Dataset rows for apps and sites:
==========

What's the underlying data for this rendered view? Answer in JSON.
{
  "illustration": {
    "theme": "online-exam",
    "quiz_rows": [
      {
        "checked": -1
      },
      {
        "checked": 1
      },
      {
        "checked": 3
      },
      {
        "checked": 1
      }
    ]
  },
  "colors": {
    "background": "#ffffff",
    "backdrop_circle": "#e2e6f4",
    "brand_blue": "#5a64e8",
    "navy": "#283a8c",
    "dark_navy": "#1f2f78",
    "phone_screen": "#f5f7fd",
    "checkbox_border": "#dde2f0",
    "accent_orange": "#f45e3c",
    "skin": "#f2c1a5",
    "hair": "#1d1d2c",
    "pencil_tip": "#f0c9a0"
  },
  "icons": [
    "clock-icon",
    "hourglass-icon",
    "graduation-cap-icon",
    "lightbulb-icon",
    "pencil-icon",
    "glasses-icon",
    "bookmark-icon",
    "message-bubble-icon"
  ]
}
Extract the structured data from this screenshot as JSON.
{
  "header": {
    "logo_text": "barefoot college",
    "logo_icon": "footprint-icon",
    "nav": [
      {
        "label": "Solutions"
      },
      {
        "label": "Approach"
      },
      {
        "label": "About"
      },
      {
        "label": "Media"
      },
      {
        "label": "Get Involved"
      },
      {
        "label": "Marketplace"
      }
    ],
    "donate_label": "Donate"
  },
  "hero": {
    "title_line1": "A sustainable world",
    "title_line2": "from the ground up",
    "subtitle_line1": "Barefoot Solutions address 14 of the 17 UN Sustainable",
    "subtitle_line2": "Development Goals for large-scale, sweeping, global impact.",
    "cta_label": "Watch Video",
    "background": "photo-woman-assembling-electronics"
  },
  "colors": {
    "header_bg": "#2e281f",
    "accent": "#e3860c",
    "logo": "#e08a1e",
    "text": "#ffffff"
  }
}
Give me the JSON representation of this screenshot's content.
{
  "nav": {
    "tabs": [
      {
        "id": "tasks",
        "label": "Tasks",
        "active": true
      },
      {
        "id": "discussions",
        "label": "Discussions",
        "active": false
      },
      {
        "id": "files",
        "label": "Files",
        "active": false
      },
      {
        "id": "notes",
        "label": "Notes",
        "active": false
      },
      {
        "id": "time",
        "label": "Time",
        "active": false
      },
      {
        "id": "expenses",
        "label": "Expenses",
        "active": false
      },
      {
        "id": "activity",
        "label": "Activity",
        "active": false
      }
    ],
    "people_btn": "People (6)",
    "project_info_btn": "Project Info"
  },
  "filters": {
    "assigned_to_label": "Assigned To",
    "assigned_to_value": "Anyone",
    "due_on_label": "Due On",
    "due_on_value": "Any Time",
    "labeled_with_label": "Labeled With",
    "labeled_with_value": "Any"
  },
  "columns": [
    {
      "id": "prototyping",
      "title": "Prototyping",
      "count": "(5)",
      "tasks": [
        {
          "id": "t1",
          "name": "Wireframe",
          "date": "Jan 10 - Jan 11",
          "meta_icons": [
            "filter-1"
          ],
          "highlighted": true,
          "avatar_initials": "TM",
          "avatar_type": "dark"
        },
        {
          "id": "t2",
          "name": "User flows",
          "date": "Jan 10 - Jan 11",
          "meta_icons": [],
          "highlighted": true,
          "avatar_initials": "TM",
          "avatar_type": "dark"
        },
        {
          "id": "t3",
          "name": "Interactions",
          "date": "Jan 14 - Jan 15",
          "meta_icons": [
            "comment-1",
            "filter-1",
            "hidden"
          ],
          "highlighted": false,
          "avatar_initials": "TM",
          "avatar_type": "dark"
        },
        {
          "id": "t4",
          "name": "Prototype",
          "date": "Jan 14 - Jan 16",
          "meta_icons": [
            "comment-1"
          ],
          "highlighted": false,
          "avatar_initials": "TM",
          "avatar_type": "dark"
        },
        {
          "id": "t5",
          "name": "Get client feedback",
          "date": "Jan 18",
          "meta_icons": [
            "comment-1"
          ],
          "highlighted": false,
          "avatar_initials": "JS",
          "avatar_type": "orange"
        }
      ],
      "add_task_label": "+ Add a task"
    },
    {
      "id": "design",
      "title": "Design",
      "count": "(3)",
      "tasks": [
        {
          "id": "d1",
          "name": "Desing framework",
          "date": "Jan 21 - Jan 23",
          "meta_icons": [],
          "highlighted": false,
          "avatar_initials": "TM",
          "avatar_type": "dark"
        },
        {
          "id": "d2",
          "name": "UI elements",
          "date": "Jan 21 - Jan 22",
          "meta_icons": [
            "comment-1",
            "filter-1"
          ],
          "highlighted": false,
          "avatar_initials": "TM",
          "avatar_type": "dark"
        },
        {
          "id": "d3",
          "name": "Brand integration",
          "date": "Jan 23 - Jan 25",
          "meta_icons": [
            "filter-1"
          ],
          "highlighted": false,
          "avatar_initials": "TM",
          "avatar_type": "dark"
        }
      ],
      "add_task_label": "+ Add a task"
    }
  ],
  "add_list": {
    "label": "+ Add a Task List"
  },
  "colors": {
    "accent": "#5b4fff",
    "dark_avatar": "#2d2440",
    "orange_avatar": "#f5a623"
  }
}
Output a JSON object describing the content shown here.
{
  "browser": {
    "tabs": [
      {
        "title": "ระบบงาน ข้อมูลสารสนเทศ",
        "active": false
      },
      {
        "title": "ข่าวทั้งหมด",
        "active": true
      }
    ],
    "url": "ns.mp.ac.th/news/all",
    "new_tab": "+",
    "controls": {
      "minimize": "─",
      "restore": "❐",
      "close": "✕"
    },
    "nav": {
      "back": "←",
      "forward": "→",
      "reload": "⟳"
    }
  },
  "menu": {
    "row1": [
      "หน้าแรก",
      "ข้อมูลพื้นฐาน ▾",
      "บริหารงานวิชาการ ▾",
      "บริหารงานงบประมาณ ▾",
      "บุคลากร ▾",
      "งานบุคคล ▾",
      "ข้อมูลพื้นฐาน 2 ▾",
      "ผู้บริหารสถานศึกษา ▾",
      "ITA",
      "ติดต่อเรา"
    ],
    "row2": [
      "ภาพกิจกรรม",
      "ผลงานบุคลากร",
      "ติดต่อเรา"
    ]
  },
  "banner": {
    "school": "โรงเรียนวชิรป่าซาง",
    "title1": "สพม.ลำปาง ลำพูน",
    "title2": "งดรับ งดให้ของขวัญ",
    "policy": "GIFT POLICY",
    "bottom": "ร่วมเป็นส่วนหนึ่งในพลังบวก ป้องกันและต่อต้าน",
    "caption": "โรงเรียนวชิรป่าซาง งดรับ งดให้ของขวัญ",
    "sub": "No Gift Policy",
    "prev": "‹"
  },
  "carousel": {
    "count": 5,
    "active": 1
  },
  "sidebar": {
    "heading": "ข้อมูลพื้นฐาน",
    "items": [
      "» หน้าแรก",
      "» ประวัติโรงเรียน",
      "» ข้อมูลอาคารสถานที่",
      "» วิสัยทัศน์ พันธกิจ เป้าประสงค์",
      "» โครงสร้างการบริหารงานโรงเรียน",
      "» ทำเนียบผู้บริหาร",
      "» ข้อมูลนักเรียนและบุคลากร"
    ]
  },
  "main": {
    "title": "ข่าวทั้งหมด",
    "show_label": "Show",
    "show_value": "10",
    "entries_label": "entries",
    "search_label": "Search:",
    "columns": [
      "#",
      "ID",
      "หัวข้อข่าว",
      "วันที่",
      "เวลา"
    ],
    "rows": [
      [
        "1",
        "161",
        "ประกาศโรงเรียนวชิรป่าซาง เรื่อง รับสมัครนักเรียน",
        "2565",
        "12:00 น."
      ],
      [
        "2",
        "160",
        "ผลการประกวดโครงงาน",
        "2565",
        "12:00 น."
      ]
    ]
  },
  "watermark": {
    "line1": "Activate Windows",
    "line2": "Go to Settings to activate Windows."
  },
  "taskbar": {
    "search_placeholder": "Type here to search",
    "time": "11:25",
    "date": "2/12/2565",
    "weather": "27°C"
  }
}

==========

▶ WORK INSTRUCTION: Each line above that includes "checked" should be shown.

▶ EXERCISE RESULT:
        "checked": -1
        "checked": 1
        "checked": 3
        "checked": 1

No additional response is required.